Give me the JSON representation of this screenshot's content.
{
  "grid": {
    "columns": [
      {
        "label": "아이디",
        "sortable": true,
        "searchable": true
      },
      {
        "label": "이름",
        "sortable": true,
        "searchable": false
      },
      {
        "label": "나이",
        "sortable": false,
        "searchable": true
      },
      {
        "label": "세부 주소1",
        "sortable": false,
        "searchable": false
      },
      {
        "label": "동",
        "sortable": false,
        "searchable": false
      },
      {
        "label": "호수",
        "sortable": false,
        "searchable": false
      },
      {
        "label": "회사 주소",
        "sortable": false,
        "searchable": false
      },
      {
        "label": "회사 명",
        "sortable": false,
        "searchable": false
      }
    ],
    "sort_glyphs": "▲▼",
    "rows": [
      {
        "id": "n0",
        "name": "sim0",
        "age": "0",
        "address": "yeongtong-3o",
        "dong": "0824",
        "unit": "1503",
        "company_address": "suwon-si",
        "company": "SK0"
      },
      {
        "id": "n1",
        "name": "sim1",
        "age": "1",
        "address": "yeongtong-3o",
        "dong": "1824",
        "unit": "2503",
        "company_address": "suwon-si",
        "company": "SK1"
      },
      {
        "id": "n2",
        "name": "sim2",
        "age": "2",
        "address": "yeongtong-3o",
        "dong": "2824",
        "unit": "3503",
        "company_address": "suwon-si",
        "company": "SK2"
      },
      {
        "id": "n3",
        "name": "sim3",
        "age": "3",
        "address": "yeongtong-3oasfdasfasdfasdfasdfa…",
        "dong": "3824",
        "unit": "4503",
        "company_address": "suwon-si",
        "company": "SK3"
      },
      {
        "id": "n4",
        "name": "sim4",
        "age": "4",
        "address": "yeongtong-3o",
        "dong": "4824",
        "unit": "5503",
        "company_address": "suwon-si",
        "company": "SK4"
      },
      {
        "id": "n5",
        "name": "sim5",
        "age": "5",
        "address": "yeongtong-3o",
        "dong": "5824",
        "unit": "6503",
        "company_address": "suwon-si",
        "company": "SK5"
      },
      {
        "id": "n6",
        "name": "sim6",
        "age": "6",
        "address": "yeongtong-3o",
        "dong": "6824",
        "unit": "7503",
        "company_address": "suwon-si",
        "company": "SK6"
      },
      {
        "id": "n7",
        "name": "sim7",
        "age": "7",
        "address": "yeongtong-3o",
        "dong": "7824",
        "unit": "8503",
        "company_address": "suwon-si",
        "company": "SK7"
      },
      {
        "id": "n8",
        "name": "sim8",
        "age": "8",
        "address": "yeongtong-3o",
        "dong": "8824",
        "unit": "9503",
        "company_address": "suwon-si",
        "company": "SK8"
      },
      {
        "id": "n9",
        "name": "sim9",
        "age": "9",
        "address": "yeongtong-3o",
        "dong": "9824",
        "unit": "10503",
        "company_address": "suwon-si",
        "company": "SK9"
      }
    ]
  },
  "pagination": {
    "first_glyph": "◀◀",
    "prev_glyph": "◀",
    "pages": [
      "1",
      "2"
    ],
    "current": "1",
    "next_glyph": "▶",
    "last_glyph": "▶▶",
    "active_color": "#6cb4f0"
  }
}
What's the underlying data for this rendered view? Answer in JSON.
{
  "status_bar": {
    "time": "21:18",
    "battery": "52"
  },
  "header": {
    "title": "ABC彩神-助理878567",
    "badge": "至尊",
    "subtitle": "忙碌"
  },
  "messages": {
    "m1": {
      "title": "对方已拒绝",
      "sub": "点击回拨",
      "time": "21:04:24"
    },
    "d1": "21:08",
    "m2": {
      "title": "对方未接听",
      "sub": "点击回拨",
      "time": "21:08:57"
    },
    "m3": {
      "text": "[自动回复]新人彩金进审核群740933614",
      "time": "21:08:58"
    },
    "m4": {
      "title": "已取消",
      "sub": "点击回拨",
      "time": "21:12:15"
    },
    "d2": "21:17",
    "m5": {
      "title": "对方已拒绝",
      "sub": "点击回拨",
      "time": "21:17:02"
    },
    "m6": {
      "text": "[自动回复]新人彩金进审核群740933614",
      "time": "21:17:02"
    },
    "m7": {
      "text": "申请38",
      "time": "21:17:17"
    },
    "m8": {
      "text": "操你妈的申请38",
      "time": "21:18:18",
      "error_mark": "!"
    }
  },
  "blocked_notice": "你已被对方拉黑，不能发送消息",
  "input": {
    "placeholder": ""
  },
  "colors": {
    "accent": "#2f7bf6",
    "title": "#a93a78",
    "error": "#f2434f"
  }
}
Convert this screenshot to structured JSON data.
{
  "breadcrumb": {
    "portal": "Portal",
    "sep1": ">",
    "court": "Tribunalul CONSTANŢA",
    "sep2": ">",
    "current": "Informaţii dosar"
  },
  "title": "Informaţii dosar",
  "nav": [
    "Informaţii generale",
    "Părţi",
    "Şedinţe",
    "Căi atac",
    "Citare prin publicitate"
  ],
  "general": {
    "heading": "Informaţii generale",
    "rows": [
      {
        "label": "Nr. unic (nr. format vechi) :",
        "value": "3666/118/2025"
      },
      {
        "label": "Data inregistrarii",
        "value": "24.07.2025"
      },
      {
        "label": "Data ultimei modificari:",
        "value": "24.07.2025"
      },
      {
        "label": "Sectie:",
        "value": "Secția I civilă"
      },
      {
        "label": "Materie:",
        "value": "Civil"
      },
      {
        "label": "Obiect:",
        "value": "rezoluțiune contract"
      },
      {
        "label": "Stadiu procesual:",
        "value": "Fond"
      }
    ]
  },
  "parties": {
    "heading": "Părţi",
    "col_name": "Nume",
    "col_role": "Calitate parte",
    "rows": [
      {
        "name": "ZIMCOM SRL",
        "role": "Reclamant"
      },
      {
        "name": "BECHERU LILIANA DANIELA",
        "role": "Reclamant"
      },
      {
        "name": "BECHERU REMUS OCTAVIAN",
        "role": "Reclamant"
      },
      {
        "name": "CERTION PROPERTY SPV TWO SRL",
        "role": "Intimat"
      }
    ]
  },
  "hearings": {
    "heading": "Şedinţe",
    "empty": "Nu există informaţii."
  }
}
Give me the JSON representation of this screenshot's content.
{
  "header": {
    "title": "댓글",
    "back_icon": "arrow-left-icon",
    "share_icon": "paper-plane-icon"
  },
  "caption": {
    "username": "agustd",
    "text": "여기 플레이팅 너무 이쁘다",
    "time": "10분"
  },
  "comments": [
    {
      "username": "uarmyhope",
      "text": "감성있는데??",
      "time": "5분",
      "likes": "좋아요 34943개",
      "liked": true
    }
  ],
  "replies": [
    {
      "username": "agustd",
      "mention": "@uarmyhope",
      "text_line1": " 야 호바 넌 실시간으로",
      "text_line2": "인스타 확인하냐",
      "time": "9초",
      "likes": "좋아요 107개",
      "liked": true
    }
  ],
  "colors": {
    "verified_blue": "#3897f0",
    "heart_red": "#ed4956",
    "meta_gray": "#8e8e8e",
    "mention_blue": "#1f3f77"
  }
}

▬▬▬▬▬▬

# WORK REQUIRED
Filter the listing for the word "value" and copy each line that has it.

# ANSWER TO THIS TASK
        "value": "3666/118/2025"
        "value": "24.07.2025"
        "value": "24.07.2025"
        "value": "Secția I civilă"
        "value": "Civil"
        "value": "rezoluțiune contract"
        "value": "Fond"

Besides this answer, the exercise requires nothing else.